Stock Market Hits and Misses for 2017

At the end of each year, we find value in reviewing what we got right and what we got wrong. Postmortems can help us learn from our missteps and reinforce the processes that led to our successful recommendations. So here are our equity hits and misses in 2017:


Emerging markets. Our bullish call on emerging markets (EM) equities was one of our biggest hits in 2017 as the MSCI EM Index returned 38% for the year. EM equities benefited from the synchronized global economic expansion, commodity stability, a weak U.S. dollar, and relative political stability. We maintain this recommendation for 2018.

Technology. Throughout 2017 we favored technology, the year’s top performing sector, with a 39% return. The sector benefited from strong earnings growth and several powerful trends, such as mobility, cloud computing, and artificial intelligence. We maintain this recommendation as 2018 begins, although outperformance may moderate. More broadly, our preference for economically sensitive sectors over defensives proved accurate.

Healthcare. We favored healthcare throughout most of the year, which outperformed the S&P 500 Index during the period it was recommended. (We tempered our enthusiasm for the sector in November.) We correctly predicted the spending from the Affordable Care Act would remain intact, although uncertainty remains as 2018 begins.

Risk positioning. We maintained sufficient portfolio risk in 2017 for the majority of our model portfolios to mostly outperform their benchmarks (gross of fees). A good year for active managers also contributed to broad outperformance as more than half of U.S. active managers outperformed their benchmarks in 2017 based on Morningstar data.


Stock market forecast. We started 2017 with a mid-single digit total return forecast for the S&P 500, which we then slightly raised to 6–9% midyear. While directionally correct, the increase still fell well short of the stellar 22% return the S&P 500 produced last year. Our high-single digit earnings forecast for 2017 was accurate (consensus is currently 10%), but we did not anticipate the degree that valuations would expand.

Small caps. We warmed up to small cap stocks during the year due to potential policy benefits. Our catalyst (tax reform) came through, but small caps did not react as favorably as we anticipated. We have maintained this recommendation for 2018 on the potential that small caps would eventually benefit from the new tax law.

Master limited partnerships.
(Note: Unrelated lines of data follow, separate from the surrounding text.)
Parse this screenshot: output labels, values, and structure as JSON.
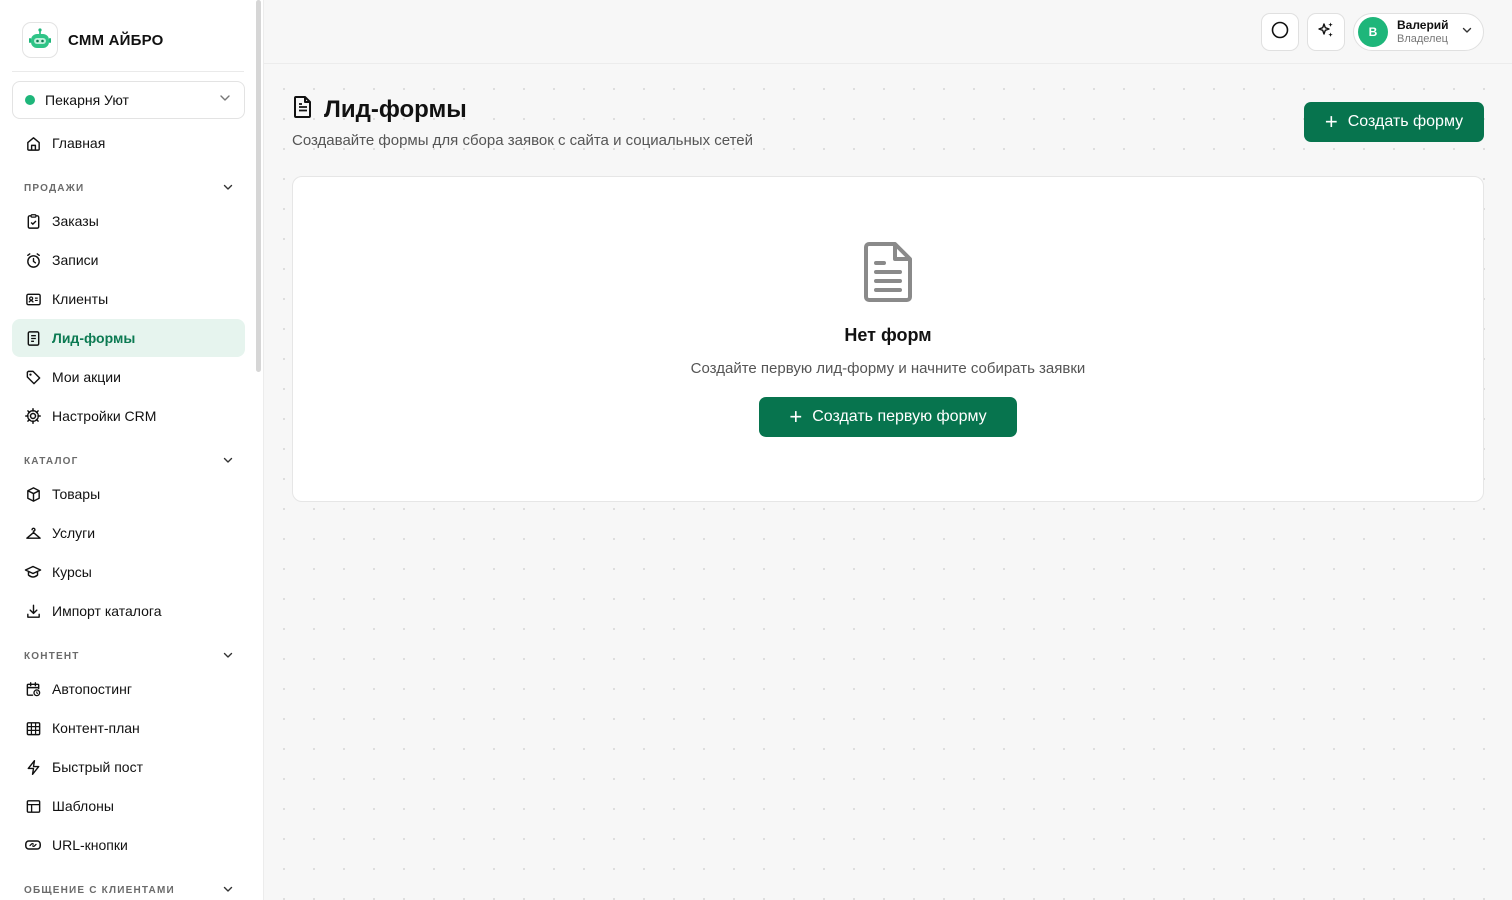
{
  "brand": {
    "name": "СММ АЙБРО"
  },
  "store": {
    "name": "Пекарня Уют",
    "status_color": "#1eb67a"
  },
  "nav": {
    "home": "Главная",
    "sections": {
      "sales": "ПРОДАЖИ",
      "catalog": "КАТАЛОГ",
      "content": "КОНТЕНТ",
      "communication": "ОБЩЕНИЕ С КЛИЕНТАМИ"
    },
    "sales_items": [
      {
        "label": "Заказы",
        "icon": "clipboard-check-icon"
      },
      {
        "label": "Записи",
        "icon": "alarm-clock-icon"
      },
      {
        "label": "Клиенты",
        "icon": "contact-card-icon"
      },
      {
        "label": "Лид-формы",
        "icon": "form-icon",
        "active": true
      },
      {
        "label": "Мои акции",
        "icon": "tag-icon"
      },
      {
        "label": "Настройки CRM",
        "icon": "gear-icon"
      }
    ],
    "catalog_items": [
      {
        "label": "Товары",
        "icon": "box-icon"
      },
      {
        "label": "Услуги",
        "icon": "hanger-icon"
      },
      {
        "label": "Курсы",
        "icon": "graduation-cap-icon"
      },
      {
        "label": "Импорт каталога",
        "icon": "download-icon"
      }
    ],
    "content_items": [
      {
        "label": "Автопостинг",
        "icon": "calendar-clock-icon"
      },
      {
        "label": "Контент-план",
        "icon": "grid-calendar-icon"
      },
      {
        "label": "Быстрый пост",
        "icon": "lightning-icon"
      },
      {
        "label": "Шаблоны",
        "icon": "layout-icon"
      },
      {
        "label": "URL-кнопки",
        "icon": "link-button-icon"
      }
    ]
  },
  "topbar": {
    "user": {
      "initial": "В",
      "name": "Валерий",
      "role": "Владелец"
    }
  },
  "page": {
    "title": "Лид-формы",
    "subtitle": "Создавайте формы для сбора заявок с сайта и социальных сетей",
    "create_button": "Создать форму",
    "empty": {
      "title": "Нет форм",
      "text": "Создайте первую лид-форму и начните собирать заявки",
      "button": "Создать первую форму"
    }
  },
  "colors": {
    "accent": "#07744e",
    "active_bg": "#e6f4ee",
    "active_text": "#0c7a52",
    "avatar": "#1eb67a"
  }
}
Our biggest miss in 2017 was master limited partnerships (MLP). The primary reason for the underperformance was weakness in the energy sector itself, as the sector lost 1% for the year. MLP performance was particularly disappointing given that market interest rates remained low. However, we maintain this recommendation due to strong U.S. energy production, deregulation, and rich yields.

Mixed Bag

Growth/Value. We came into 2017 recommending a balanced position between growth and value. The macroeconomic backdrop was favorable for value in terms of accelerating economic growth and conditions were poised to improve for the value-heavy financials sector. But growth continued its decade-long run of outperformance. Most of our model portfolios were tilted toward growth throughout much of the year, but clearly we left some gains on the table by not more strongly favoring growth over value. We expect the market to increasingly favor value in 2018.

So there you have it—some hits and some misses from LPL Research in 2017. Look for our hits and misses in fixed income coming soon.


Past performance is no guarantee of future results.

The opinions voiced in this material are for general information only and are not intended to provide or be construed as providing specific investment advice or recommendations for any individual security.

The PE ratio (price-to-earnings ratio) is a measure of the price paid for a share relative to the annual net income or profit earned by the firm per share. It is a financial ratio used for valuation: a higher PE ratio means that investors are paying more for each unit of net income, so the stock is more expensive compared to one with lower PE ratio.

The economic forecasts set forth in the presentation may not develop as predicted.

Investing in stock includes numerous specific risks including: the fluctuation of dividend, loss of principal and potential illiquidity of the investment in a falling market.

Because of its narrow focus, sector investing will be subject to greater volatility than investing more bore broadly across many sectors and companies.

All market indices discussed are unmanaged and are not illustrative of any particular investment. Indices do not incur management fees, costs, and expenses, and cannot be invested into directly.

This research material has been prepared by LPL Financial LLC.

To the extent you are receiving investment advice from a separately registered independent investment advisor, please note that LPL Financial LLC is not an affiliate of and makes no representation with respect to such entity.

Not FDIC/NCUA Insured | Not Bank/Credit Union Guaranteed | May Lose Value | Not Guaranteed by any Government Agency | Not a Bank/Credit Union Deposit

Securities and Advisory services offered through LPL Financial LLC, a Registered Investment Advisor

For Client Use – Tracking #1-683222 (Exp. 01/19)